Ministers in Jersey are considering whether to adopt the principle of presumed liability in civil law in relation to road traffic collisions, as well as possibly bringing the island’s criminal law for road traffic offences more into line with laws in England and Wales.
Presumed liability in road traffic collisions has been adopted by all EU member states other than Cyprus, Ireland, Malta and Romania, and cycling campaigners in the UK, including British Cycling policy advisor Chris Boardman, have been calling for its introduction for several years now.
The concept of presumed liability draws up a clear hierarchy of road users, meaning that following a road traffic collision, the less vulnerable road user is considered to be liable, unless they can establish that the other party was at fault.
For example, the driver of a motor vehicle would automatically be held liable in an incident involving a cyclist, as a bike rider would be in a case where a pedestrian were injured.
Jersey’s confirmation that a review of current legislation will be conducted follows a petition launched by the mother of a teenager who was seriously injured when a motorist knocked him off his bike.
Freddie Dentskevich, then aged 14, was hospitalised following the crash in March 2014. Police interviewed the driver, but did not refer the case for prosecution, reports ITV News.
In the petition, which has attracted 3,698 signatures, Joanna Dentskevich said:
Our 14yr old son Freddie was left for dead following an horrific hit and run cycle collision.

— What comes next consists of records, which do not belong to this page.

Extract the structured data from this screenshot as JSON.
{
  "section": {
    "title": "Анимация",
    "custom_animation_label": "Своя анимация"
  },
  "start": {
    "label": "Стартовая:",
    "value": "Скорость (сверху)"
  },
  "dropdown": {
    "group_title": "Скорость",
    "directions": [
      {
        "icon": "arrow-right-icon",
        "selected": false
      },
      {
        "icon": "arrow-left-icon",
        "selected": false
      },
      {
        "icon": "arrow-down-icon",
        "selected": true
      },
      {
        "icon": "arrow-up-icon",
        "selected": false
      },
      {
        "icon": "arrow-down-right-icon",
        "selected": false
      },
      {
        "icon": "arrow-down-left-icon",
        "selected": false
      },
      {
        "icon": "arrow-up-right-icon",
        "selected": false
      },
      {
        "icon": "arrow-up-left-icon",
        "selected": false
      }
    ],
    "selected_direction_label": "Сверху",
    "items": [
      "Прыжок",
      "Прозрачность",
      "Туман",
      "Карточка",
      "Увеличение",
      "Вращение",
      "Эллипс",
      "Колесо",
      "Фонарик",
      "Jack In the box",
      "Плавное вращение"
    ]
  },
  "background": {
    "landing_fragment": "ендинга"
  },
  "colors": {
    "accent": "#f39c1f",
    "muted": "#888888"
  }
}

The driver drove on and later used a little known loophole in the law to evade justice.
This is just one example of a long history of road traffic collisions where, under the current Jersey law, the vulnerable road user has had little to no protection which often allows perpetrators to avoid any accountability and continue to drive carefree on our island roads. This loophole also undermines the abilities of the Police to conduct proper investigations. The States Assembly should urgently commission a review of the Laws governing the rights and protections of all vulnerable road users with a view to making it safer to cycle, walk and horse ride on Jersey’s roads.
In its response, which can be found on the page of its website where the petition is hosted, the Government of Jersey said that “there is already work underway to try to make the roads safer for all users, including road improvements to create space for cyclists, [to] ensure consistency in speed limits, the promotion of consideration for other road users and the prioritisation of road users who are not in cars, and work to encourage people to use active travel instead of cars.”
It said that “this work will hopefully make it safer for cyclists, walkers and horse riders, and it may reduce the number and severity of collisions, but it will not stop them.”
There is sometimes a misconception that the concept of presumed liability in road traffic collisions extends to criminal law as well as civil cases.
After explaining the difference between the two branches of law, the government’s response underlined that “to incorporate presumed liability into criminal law would run contrary to the fundamental principle of criminal justice that a defendant is presumed innocent until proven guilty,” which it pointed out “is enshrined and confirmed in the European Convention on Human Rights.”
As far as the criminal law is concerned, said that “While the UK and Jersey road traffic laws are worded differently, they place the same duties on drivers and in effect, provide for the same offences and defences,” but added that “when the law is next revised,” it would request that consideration “be given to amending the wording to more closely reflect the UK’s. This would not alter the principles of the offences or defences.”
Turning to civil cases, it said: “In some jurisdictions (but not Jersey), presumed liability means that, where a more vulnerable road user suffers injury or loss of life in a road accident, the less vulnerable road user is presumed to be to blame, unless they can prove otherwise.
“Presumed liability for road traffic collisions is not part of Jersey or UK law, and any injured party seeking damages would have to prove that the other party was to blame.”
Highlighting how its Sustainable Transport Policy I(SGTP) aims to encourage active lifestyles including by removing barriers to people cycling due to concerns over road safety, the government added: “The success of the policy will depend on addressing this and other concerns. It means that we are committed to reviewing the law, and consulting the public, in order to make the strategic choices needed encourage changes in behaviour.
“The STP will include consideration for how new liability laws could encourage change. That will be as part of a balanced package of measures to ensure that increasing active travel is matched by improved safety and protection for vulnerable roads users, such as cyclists.”
Simon has been news editor at road.cc since 2009, reporting on 10 editions and counting of pro cycling’s biggest races such as the Tour de France, stories on issues including infrastructure and campaigning, and interviewing some of the biggest names in cycling. A law and languages graduate, published translator and former retail analyst, his background has proved invaluable in reporting on issues as diverse as cycling-related court cases, anti-doping investigations, and the bike industry. He splits his time between London and Cambridge, and loves taking his miniature schnauzer Elodie on adventures in the basket of her Elephant Bike.